There are a few things that can cause your gums to turn black. One is smoking cigarettes. If you smoke, you’re more likely to have black gums. Another possibility is certain medications. For example, the antibiotic tetracycline can cause gum discoloration. Other that might cause black gums include doxycycline, minocycline, and phenytoin. Another possible cause of black gums is an amalgam tattoo. This happens when silver fillings in your teeth leach into your gums and turn them black. Acute necrotizing ulcerative gingivitis (ANUG) is another possible cause of black gums.
Preventing Dental Problems
One way to prevent black gums is to avoid smoking. If you can’t quit, at least cut back on the number of cigarettes you smoke each day. Another way to prevent black gums is to practice good oral hygiene. This means brushing your teeth twice a day, flossing daily, and using mouthwash.If you have any medical conditions that could be causing your black gums, be sure to take your medication as prescribe and see your dentist regularly for checkups.
How Can I Fix My Dentures?
There are a few things you can do to try and get your dentures looking white again. You can start by brushing them with a toothpaste design for whitening. You can also try using a denture-cleaning product that contains bleaching agents. If your dentures are very stain, you may need to have them professionally clean. In some cases, you may need to get new dentures altogether. If your black gums are due to smoking, quitting smoking will help reduce the discoloration. If your black gums are due to a medication you’re taking, talk to your doctor about changing medications.
How can I get rid of black gums naturally?
Black gums can be unsightly, but there are ways to get rid of them naturally. One way is to use a melanin inhibiting toothpaste. These toothpastes contain ingredients that help to break down the melanin in your gums, making them lighter in color. You can also try using a whitening mouthwash or gargling with hydrogen peroxide. If you smoke, quitting is one of the best things you can do for your gums (and your overall health). Medications and certain illnesses can also cause black gums, so if you’re taking any medications, be sure to talk to your doctor about the side effects.
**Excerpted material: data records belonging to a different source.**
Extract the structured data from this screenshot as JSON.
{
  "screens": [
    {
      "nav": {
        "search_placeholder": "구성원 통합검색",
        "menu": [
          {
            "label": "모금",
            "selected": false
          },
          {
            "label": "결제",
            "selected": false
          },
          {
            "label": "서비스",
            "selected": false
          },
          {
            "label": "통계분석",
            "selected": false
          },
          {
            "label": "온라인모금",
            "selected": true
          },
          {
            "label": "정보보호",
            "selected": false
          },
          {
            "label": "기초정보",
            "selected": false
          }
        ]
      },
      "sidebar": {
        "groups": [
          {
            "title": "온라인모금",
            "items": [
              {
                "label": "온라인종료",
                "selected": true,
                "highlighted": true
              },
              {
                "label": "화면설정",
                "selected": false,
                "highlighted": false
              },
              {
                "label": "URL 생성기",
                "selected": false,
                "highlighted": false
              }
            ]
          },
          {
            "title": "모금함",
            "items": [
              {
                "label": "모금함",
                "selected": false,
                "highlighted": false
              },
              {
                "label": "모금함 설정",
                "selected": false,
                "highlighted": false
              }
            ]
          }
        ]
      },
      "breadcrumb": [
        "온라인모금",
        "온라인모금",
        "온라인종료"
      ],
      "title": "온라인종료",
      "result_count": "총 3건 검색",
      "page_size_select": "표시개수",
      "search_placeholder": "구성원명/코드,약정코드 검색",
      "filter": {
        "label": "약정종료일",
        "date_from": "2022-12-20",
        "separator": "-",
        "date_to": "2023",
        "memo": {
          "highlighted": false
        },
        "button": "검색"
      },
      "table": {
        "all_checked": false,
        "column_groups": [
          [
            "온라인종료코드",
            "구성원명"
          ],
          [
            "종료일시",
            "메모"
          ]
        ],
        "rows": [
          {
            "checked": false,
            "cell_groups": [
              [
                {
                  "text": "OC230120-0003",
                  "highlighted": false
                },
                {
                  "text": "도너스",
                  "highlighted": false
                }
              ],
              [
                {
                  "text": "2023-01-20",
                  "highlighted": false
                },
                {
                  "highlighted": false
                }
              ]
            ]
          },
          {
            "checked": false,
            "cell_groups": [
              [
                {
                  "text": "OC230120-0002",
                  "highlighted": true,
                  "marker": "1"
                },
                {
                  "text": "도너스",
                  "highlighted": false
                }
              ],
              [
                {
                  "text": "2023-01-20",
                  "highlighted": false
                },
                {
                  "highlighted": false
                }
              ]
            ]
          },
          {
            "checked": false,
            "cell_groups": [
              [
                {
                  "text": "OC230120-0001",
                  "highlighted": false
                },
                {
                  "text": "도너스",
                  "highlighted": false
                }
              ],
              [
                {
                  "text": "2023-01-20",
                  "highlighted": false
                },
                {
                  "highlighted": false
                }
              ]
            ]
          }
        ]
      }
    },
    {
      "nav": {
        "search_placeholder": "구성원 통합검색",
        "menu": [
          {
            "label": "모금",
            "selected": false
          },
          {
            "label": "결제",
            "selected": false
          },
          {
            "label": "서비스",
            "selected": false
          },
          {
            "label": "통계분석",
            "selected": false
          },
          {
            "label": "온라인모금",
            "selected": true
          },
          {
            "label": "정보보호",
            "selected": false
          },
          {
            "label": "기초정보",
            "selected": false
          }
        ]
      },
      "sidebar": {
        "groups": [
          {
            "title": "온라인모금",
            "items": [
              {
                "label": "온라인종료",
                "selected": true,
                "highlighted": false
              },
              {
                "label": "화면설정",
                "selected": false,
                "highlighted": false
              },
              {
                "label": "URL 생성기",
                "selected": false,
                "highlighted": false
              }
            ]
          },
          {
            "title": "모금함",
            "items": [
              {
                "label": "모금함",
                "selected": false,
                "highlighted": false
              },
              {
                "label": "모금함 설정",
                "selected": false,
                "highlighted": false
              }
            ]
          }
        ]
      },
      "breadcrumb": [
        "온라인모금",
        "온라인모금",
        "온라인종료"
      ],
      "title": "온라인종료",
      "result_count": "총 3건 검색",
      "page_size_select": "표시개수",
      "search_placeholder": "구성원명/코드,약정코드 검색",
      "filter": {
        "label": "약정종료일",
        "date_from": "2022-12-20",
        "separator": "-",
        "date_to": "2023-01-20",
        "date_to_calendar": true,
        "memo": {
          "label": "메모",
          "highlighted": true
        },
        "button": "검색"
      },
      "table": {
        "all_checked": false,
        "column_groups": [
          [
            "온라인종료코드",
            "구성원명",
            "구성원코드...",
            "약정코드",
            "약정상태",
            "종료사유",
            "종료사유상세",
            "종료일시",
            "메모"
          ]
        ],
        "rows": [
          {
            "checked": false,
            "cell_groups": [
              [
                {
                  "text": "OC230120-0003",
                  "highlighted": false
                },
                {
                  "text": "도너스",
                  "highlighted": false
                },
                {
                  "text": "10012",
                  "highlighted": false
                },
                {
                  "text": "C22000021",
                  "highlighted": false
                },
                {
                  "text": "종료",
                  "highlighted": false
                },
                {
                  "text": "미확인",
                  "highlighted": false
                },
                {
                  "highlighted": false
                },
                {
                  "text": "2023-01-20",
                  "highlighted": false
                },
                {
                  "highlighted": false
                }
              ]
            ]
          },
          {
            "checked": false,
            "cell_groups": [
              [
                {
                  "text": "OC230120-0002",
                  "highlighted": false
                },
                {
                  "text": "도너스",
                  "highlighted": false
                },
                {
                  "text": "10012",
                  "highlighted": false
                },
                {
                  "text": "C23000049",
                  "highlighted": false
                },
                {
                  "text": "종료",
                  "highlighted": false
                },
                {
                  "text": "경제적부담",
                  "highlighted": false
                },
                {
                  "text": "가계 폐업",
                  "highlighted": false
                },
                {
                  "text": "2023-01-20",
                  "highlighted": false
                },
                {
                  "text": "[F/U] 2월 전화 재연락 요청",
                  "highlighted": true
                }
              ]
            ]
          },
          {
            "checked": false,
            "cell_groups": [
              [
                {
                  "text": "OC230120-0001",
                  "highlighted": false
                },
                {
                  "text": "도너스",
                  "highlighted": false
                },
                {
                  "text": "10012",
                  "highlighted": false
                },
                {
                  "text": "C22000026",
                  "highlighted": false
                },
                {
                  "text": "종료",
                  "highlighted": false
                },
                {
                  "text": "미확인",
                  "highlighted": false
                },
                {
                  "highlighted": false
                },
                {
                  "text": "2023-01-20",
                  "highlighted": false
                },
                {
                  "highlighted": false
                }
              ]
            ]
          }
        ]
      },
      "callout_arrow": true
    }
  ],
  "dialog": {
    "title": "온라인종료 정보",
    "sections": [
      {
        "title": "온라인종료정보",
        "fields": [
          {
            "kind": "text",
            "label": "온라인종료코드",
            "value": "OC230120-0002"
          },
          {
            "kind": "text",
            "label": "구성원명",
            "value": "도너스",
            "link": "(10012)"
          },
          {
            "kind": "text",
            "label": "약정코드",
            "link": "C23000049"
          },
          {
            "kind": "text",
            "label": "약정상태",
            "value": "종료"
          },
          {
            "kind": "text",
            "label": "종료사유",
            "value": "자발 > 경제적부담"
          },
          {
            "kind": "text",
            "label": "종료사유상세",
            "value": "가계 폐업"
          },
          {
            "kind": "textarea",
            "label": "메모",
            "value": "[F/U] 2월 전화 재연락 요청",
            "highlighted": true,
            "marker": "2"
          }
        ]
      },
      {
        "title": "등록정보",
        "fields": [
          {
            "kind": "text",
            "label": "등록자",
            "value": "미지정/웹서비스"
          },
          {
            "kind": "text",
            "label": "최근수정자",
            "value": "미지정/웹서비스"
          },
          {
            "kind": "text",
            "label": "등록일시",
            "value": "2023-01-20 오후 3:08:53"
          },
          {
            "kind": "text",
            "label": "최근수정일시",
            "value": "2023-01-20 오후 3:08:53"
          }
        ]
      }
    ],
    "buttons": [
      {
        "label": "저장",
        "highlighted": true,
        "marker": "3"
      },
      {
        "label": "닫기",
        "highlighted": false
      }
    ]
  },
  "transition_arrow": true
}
Finally, some people may require surgery to remove the melanin from their gums.
Why is my gum changing colour?
There are a few reasons why your gums might be changing colour. One reason is melanin. Melanin is a pigment that gives skin and hair its colour. It can also cause your gums to turn black. Another reason is smoking. Smoking can cause discolored gums. Medication can also cause your gums to change colour. Amalgam tattoo, acute necrotizing ulcerative gingivitis, Addison’s disease, and Peutz-Jeghers syndrome can all cause your gums to turn black.
How can I get rid of dark gums?
If your gums are black due to smoking, the best way to get rid of the discoloration is to quit smoking. However, quitting smoking can be difficult, so you may need to see a doctor or other healthcare provider for help. If your gums are black due to medication, you may be able to switch to a different medication. If your gums are black due to an amalgam tattoo, the tattoo can be remove by a dentist or other healthcare provider. If your gums are black due to acute necrotizing ulcerative gingivitis, you will need to see a dentist or other healthcare provider for treatment. If your gums are black due to Addison’s disease, you will need to see a doctor or other healthcare provider for treatment.
Are dark gums normal?
No, dark gums are not normal. Though they can occur naturally, they are often link to smoking and certain illnesses. If your parents have black gums, there’s a good chance you do too. The cause is usually genetic.
Smoking can cause discolore gums. Medication can also be the culprit. Amalgam tattoo, which is a side effect of dental work, can turn gums black. Acute necrotizing ulcerative gingivitis is another possible cause. This is a severe gum infection that requires immediate medical attention. Addison’s disease and Peutz-Jeghers syndrome are two more rare conditions that can cause black gums.
How cure black gums naturally?
There are a few things you can do to try and reduce the appearance of black gums. Melanin is the pigment that gives gums their color, so medications that can lighten the skin may also help lighten the gums. Smoking cessation can also help reduce gum discoloration. If your black gums are due to a medication, your dentist may be able to suggest an alternative. Amalgam tattoos, which are dark spots on the gums cause by dental fillings, can be remove by a dentist.Acute necrotizing ulcerative gingivitis (ANUG) is a severe form of gum disease that can cause blackening of the gums. ANUG is treat with antibiotics and aggressive oral hygiene.